In reed pipes, as opposed to flue pipes, the length of the resonator does not determine the pitch but together with its shape it determines the timbre. You can shorten the resonator almost as much as you like, the sound will only get weaker but the pitch will not change as it depends only on the length of the vibrating tongue. This obviously applies vice versa as well. The longer the resonator the bolder and more penetrating the sound produced. Of course the volume – and in this reed pipes do resemble flue pipes – depends on the air pressure as well. The higher the air pressure the louder the sound.

Reed pipes are tuned with the tuning wire that controls how much of the tongue is allowed to vibrate. As the tongue in a reed pipe is much shorter than a flue pipe producing the same pitch reed pipes tend to go out of tune more easily and are more affected by changes in temperature. In order to make tuning easier and quicker the tuning wire is made to stick out of the block so that you can simply raise or lower it to adjust the pitch.

Pipe shapes and families

When an organ is described all stops are usually listed in a so-called stoplist / disposition. A set of pipes consists of as many single pipes as there are keys on the manual. Each key is connected to a corresponding pipe of corresponding length (pitch). These sets of pipes are called stop / voice / register (sometimes "stops" also means couplers or tremulants, not only real pipe voices / registers - that's why I prefer using "voices" in the totals). Looking at the name of the stop you can tell what kind of pipes these are and what kind of a sound they produce. In a Mixture each key on the keyboard is connected to several pipes of different pitch (in general the set of overtones to the basic tone so that you get a lighter or modified tone sound). This way one stop may include more than one set of pipes (ranks).

Something rather peculiar is the Vox Celeste where a regular stop is played together with a slightly detuned one. Such "detuned" stops are called for instance Vox Celeste, Voix céleste, Celeste, Unda Maris or, in German organs, Schwebung (for a sound sample see below on the right side).

The most common organ stops and pipe shapes are shown below:

And here you find some sound samples of these stops:

Principal 16' + 8' + 4'
Principal Pleno with Mixture
Flutes 8' + 4'
Cornet (Flutes / Gedeckts 8' + 4' + 2 2/3' + 2' + 1 3/5')
Viols 16' + 8' + 4'
Salicional (narrow Viol) with Vox Celeste
Trumpet 8' (German style)
Trompette 8' (French style)
Spanish (Horizontal-) Trumpet 8'
Bombarde 16' (French bass trumpet in the manual)
Grands Jeux (= great reed choir, poss. with Cornet)
Trombone 16' (strong bass trumpet in the pedal)
Contra-Trombone 32'
Oboe 8'
Krummhorn 8'
Dulcian 16'
Orlos 8' (horizontal Regal)
Vox humana 8' (with tremulant; explanation here)

Direct links to other parts of The Organ Site:

      •  Sound samples played by myself
      •  Pipe length and pitch
      •  Dictionary of organ stops in ten languages
      •  Joke stoplist – the dream (?) of every organist :-)
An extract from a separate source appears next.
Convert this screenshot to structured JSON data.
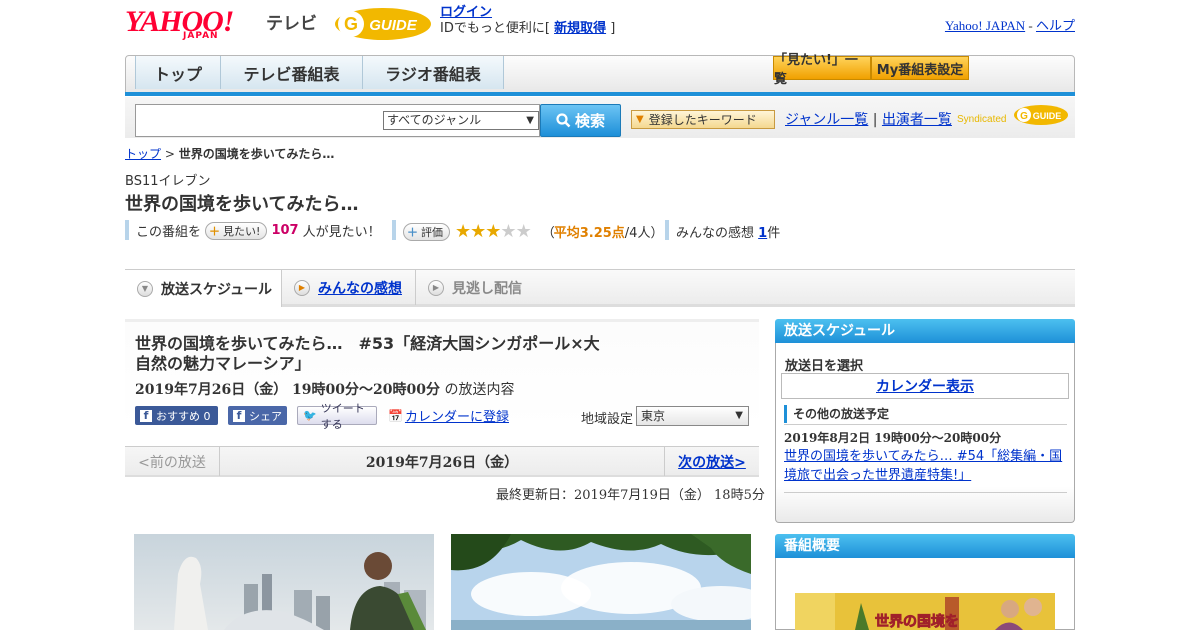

Even if two stops have identical names this does not mean that their sound is identical as well. The reason for this is that their "voicing", i.e. their scaling (cf. above) and the exact shape of the pipes, may differ ( e.g. on which level you have the flue, different shapes of the labia, different wind pressures (see function), materials, etc.).

Voicing is the art of arranging the stops in a way that they yield an optimal sound in the acoustic conditions of the church building where they are installed, and this not only when they are played by themselves but also when they are being combined with other stops. Also, in large organs where you have the same stop several times over you can voice each stop differently so that you have more sound variation. You can hear this quite well in the sound samples of the different trumpet stops above.

Read more about the art of voicing on voicing specialist Reiner Janke's homepage.